“As far as I can see, Don Brash doesn’t have any particular ‘right’ to speak on campus, any more than you (assuming “you” aren’t a Massey student) or I do. “
The issue, rather, was about a Massey student society’s freedom to invite anyone they wish (operating within the law) to speak on campus.
“That should probably be where the focus is, including adding the question of whether Professor Thomas [the vice-chancellor] thinks she should also have the right to ban altogether student groups that might happen to hold views she strongly disagrees with.”
The University of Auckland acknowledges the legislative requirement of universities to accept a role as critic and conscience of society but says “the issue of what academic staff and students may or may not say is often a vexed one”.
Several important points arise from the Act’s provisions, the university says.
First, there is a clear intention that these academic freedoms be preserved and enhanced. They are critical to the functioning of a democratic society, and should not be given up or restricted lightly. Such privileges are essentially unknown in many societies.

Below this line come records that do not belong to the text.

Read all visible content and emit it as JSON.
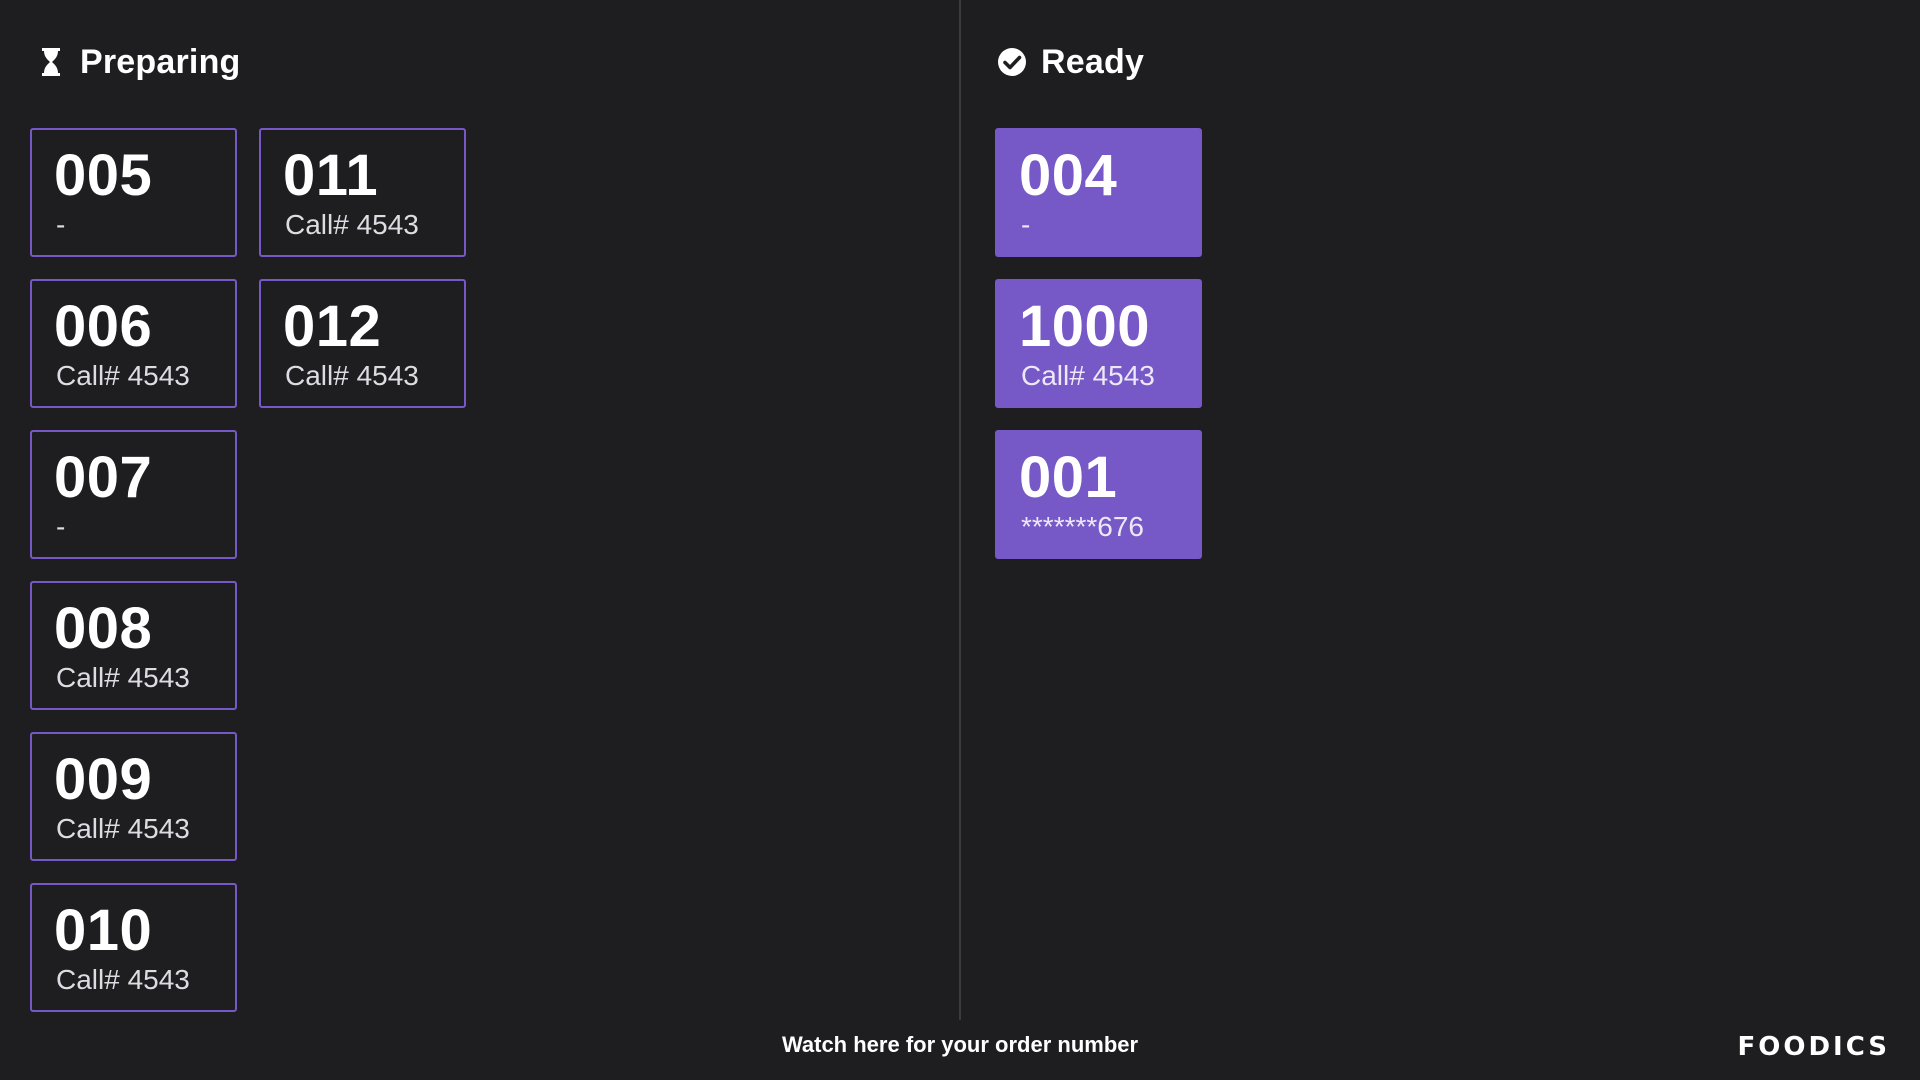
{
  "preparing": {
    "title": "Preparing",
    "icon": "hourglass-icon",
    "columns": [
      [
        {
          "number": "005",
          "sub": "-"
        },
        {
          "number": "006",
          "sub": "Call# 4543"
        },
        {
          "number": "007",
          "sub": "-"
        },
        {
          "number": "008",
          "sub": "Call# 4543"
        },
        {
          "number": "009",
          "sub": "Call# 4543"
        },
        {
          "number": "010",
          "sub": "Call# 4543"
        }
      ],
      [
        {
          "number": "011",
          "sub": "Call# 4543"
        },
        {
          "number": "012",
          "sub": "Call# 4543"
        }
      ]
    ]
  },
  "ready": {
    "title": "Ready",
    "icon": "check-circle-icon",
    "columns": [
      [
        {
          "number": "004",
          "sub": "-"
        },
        {
          "number": "1000",
          "sub": "Call# 4543"
        },
        {
          "number": "001",
          "sub": "*******676"
        }
      ]
    ]
  },
  "footer": {
    "message": "Watch here for your order number",
    "brand": "FOODICS"
  },
  "colors": {
    "background": "#1e1e21",
    "accent": "#7658c6",
    "divider": "#3a3a3f"
  }
}
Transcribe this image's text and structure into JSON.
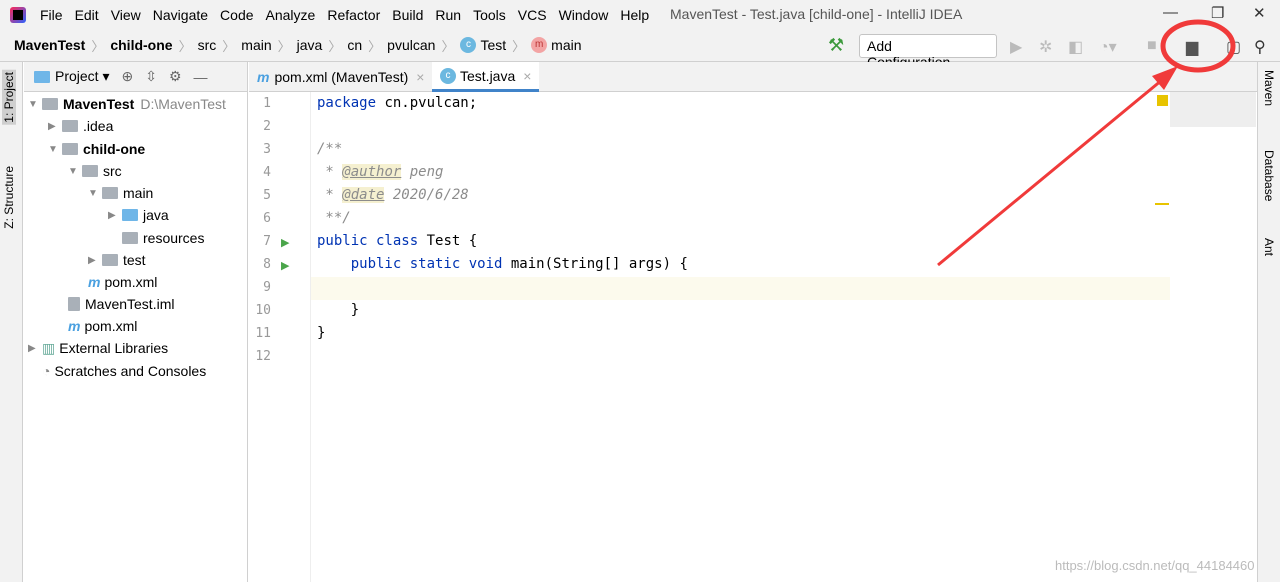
{
  "menu": [
    "File",
    "Edit",
    "View",
    "Navigate",
    "Code",
    "Analyze",
    "Refactor",
    "Build",
    "Run",
    "Tools",
    "VCS",
    "Window",
    "Help"
  ],
  "window_title": "MavenTest - Test.java [child-one] - IntelliJ IDEA",
  "breadcrumbs": [
    "MavenTest",
    "child-one",
    "src",
    "main",
    "java",
    "cn",
    "pvulcan",
    "Test",
    "main"
  ],
  "toolbar": {
    "add_configuration": "Add Configuration..."
  },
  "left_tabs": [
    "1: Project",
    "Z: Structure"
  ],
  "right_tabs": [
    "Maven",
    "Database",
    "Ant"
  ],
  "project_panel": {
    "title": "Project"
  },
  "tree": [
    {
      "label": "MavenTest",
      "extra": "D:\\MavenTest"
    },
    {
      "label": ".idea"
    },
    {
      "label": "child-one"
    },
    {
      "label": "src"
    },
    {
      "label": "main"
    },
    {
      "label": "java"
    },
    {
      "label": "resources"
    },
    {
      "label": "test"
    },
    {
      "label": "pom.xml"
    },
    {
      "label": "MavenTest.iml"
    },
    {
      "label": "pom.xml"
    },
    {
      "label": "External Libraries"
    },
    {
      "label": "Scratches and Consoles"
    }
  ],
  "tabs": [
    {
      "label": "pom.xml (MavenTest)"
    },
    {
      "label": "Test.java"
    }
  ],
  "code": {
    "lines": [
      "1",
      "2",
      "3",
      "4",
      "5",
      "6",
      "7",
      "8",
      "9",
      "10",
      "11",
      "12"
    ],
    "l1a": "package",
    "l1b": " cn.pvulcan;",
    "l3": "/**",
    "l4a": " * ",
    "l4b": "@author",
    "l4c": " peng",
    "l5a": " * ",
    "l5b": "@date",
    "l5c": " 2020/6/28",
    "l6": " **/",
    "l7a": "public class",
    "l7b": " Test {",
    "l8a": "    public static void",
    "l8b": " main(String[] args) {",
    "l10": "    }",
    "l11": "}"
  },
  "watermark": "https://blog.csdn.net/qq_44184460",
  "annotation_color": "#f03a3a"
}
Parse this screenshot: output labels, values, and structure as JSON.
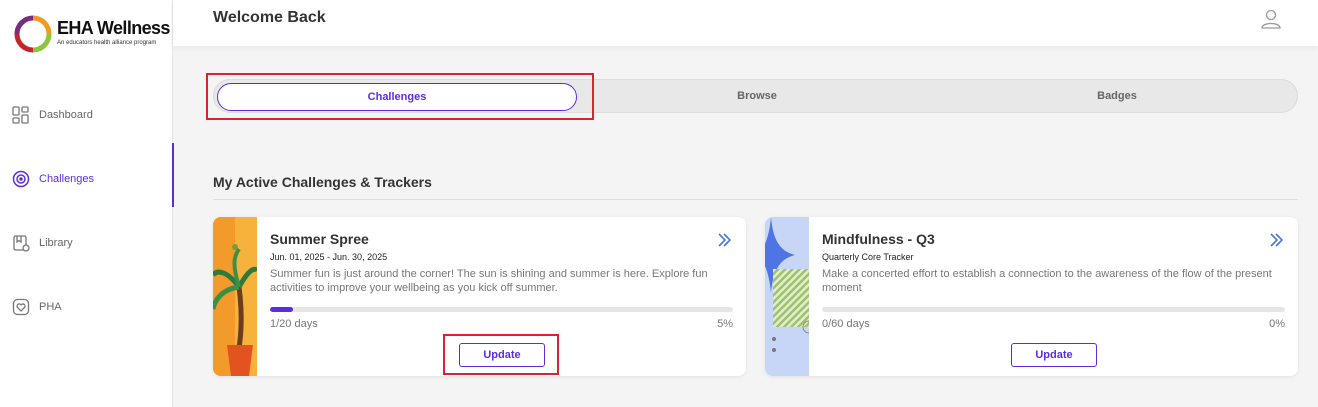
{
  "brand": {
    "name": "EHA Wellness",
    "tagline": "An educators health alliance program"
  },
  "sidebar": {
    "items": [
      {
        "label": "Dashboard",
        "icon": "dashboard-icon",
        "active": false
      },
      {
        "label": "Challenges",
        "icon": "target-icon",
        "active": true
      },
      {
        "label": "Library",
        "icon": "library-icon",
        "active": false
      },
      {
        "label": "PHA",
        "icon": "heart-icon",
        "active": false
      }
    ]
  },
  "header": {
    "title": "Welcome Back",
    "user_icon": "user-icon"
  },
  "tabs": [
    {
      "label": "Challenges",
      "active": true
    },
    {
      "label": "Browse",
      "active": false
    },
    {
      "label": "Badges",
      "active": false
    }
  ],
  "section": {
    "title": "My Active Challenges & Trackers"
  },
  "cards": [
    {
      "title": "Summer Spree",
      "subtitle": "Jun. 01, 2025 - Jun. 30, 2025",
      "description": "Summer fun is just around the corner! The sun is shining and summer is here. Explore fun activities to improve your wellbeing as you kick off summer.",
      "progress_text": "1/20 days",
      "percent_text": "5%",
      "progress": 0.05,
      "button": "Update"
    },
    {
      "title": "Mindfulness - Q3",
      "subtitle": "Quarterly Core Tracker",
      "description": "Make a concerted effort to establish a connection to the awareness of the flow of the present moment",
      "progress_text": "0/60 days",
      "percent_text": "0%",
      "progress": 0,
      "button": "Update"
    }
  ],
  "colors": {
    "accent": "#5a2ee0",
    "highlight": "#d9232e",
    "background": "#f4f4f4"
  }
}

Second, it is the provision that academic staff and students are accorded the freedom to question and test received wisdom, to put forward new ideas and to state controversial or unpopular opinions that causes the greatest amount of debate, and sometimes complaints of misconduct. What one person regards as a new idea or controversial or unpopular opinion, another may regard as “patently false” or “insulting” or even “hate speech”.
Third, the exercise of these freedoms must be conducted within the law and to the highest ethical standards. Those voicing opinions are not immune to – for example – the laws of slander or libel, or Human Rights legislation.
In other words, when considering whether a particular communication is appropriate, the university must balance the rights accorded academic staff and students under the Education Act against the constraints imposed by other aspects of New Zealand law, and the obligation all members of a civilised society have to treat each other with respect and do no unnecessary harm.
Another paper on the subject points out that academic freedom can only exist within an environment that encourages creativity, radical ideas and criticism of the status quo; and conversely, freedom is needed to express criticism.
Since a university’s performance in its role as critic and conscience of society is one aspect of its overall performance as an academic institution, the paper argues that the Academic Audit Unit (AAU) has an interest in monitoring it.
This paper contends
” … if academic freedom is as important as generally assumed, a university’s poor performance in supporting and encouraging it, will have detrimental consequences for teaching, research, and that institution’s contribution to the community.”
“Universities need to create an optimal environment within which academic freedom can survive and flourish. It is only when they espouse this ethos, that the exercise of the role of critic and conscience of society can be fostered and rewarded within the university sector as a whole.”
It is entirely fitting, then, that the AAU takes very seriously its responsibility to monitor the performance of New Zealand universities in this respect, the paper concludes.
The AAU since then has become the Academic Quality Agency for New Zealand Universities which provides external academic quality assurance for all New Zealand universities via a regular cycle of audits.
The AQA board right now is seeking two lay members with expertise in quality assurance for a three-year term beginning January 1 2019.
Don Brash might like to consider applying. Applications close on August 28.